The Environmental Protection Agency (EPA) is no stranger to controversy. From its dubious support of untenable cap-and-trade policies that put profits before people, to the study it released last year arguing that fracking posed no threat to our drinking water, the agency has made one thing clear: it’s letting corporate pressure stop it from doing its job, which is protecting us and the environment.
So while it’s upsetting, it should come as little surprise that after the World Health Organization found last year that glyphosate, the main ingredient in the weed killer known as Roundup, is “probably carcinogenic to humans,” the EPA shirked the science. EPA’s assessment instead concludes that glyphosate—the most widely used herbicide in the U.S.—is unlikely to cause cancer.
But the majority of the studies in EPA’s assessment of glyphosate are funded by industry. Of the over 100 studies used in the EPA’s assessment, only 40% are peer-reviewed and accessible in the open literature; nearly 60% of the others are unpublished studies submitted by the industry. Many peer-reviewed studies, including one that links glyphosate with breast cancer cell growth, are labeled “not relevant”—without a sufficient explanation for their exclusion from the assessment.
Let’s be clear here: trustworthy, rigorous science is, by definition, transparent. The process the EPA used to declare Roundup an unlikely carcinogen is certainly not. And when corporations like Monsanto—the producer of Roundup—have the most to gain from agenda-driven studies, we have even more reason to demand that our government agencies are forthcoming about what data they use, and why.
Right now, the EPA is reconsidering its approval of Roundup and has opened a public comment period. It’s our chance to make sure the EPA corrects its mistakes and starts doing its job.

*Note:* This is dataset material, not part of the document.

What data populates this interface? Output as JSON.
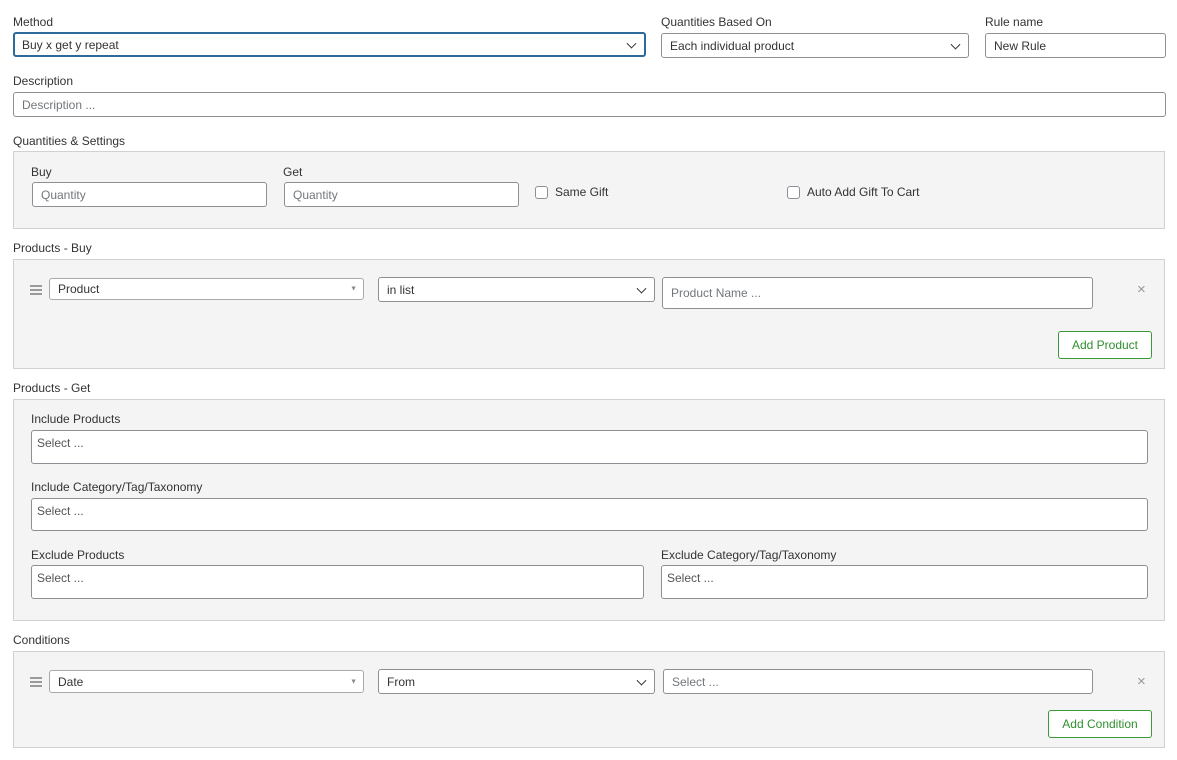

When millions of Americans are exposed to a probable human carcinogen every day we can’t afford to trust studies that might not have our best interest at heart.

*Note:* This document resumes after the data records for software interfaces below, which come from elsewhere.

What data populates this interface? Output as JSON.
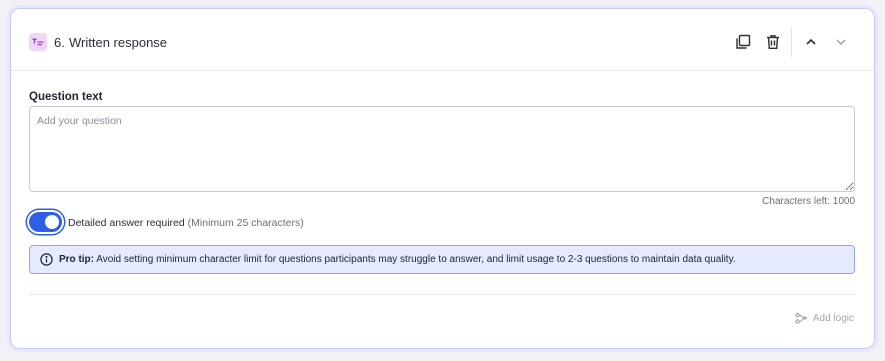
{
  "question": {
    "number": "6.",
    "title": "Written response",
    "type_icon": "written-response-icon",
    "type_icon_bg": "#ecd7f6",
    "type_icon_fg": "#9b3fc4"
  },
  "header_actions": {
    "duplicate_icon": "duplicate-icon",
    "delete_icon": "trash-icon",
    "move_up_icon": "chevron-up-icon",
    "move_down_icon": "chevron-down-icon"
  },
  "question_text": {
    "label": "Question text",
    "placeholder": "Add your question",
    "value": "",
    "chars_left": "Characters left: 1000"
  },
  "detailed_answer": {
    "enabled": true,
    "label": "Detailed answer required",
    "sublabel": "(Minimum 25 characters)"
  },
  "pro_tip": {
    "icon": "info-icon",
    "title": "Pro tip:",
    "text": "Avoid setting minimum character limit for questions participants may struggle to answer, and limit usage to 2-3 questions to maintain data quality."
  },
  "footer": {
    "add_logic_label": "Add logic",
    "add_logic_icon": "branch-logic-icon"
  },
  "colors": {
    "accent": "#2f5fe6",
    "card_border": "#c9cdf3",
    "tip_bg": "#e5eaff",
    "tip_border": "#8fa6ef",
    "disabled_text": "#a3a6b0"
  }
}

It’s time that we tell the EPA to do a real, unbiased assessment and get rid of Roundup.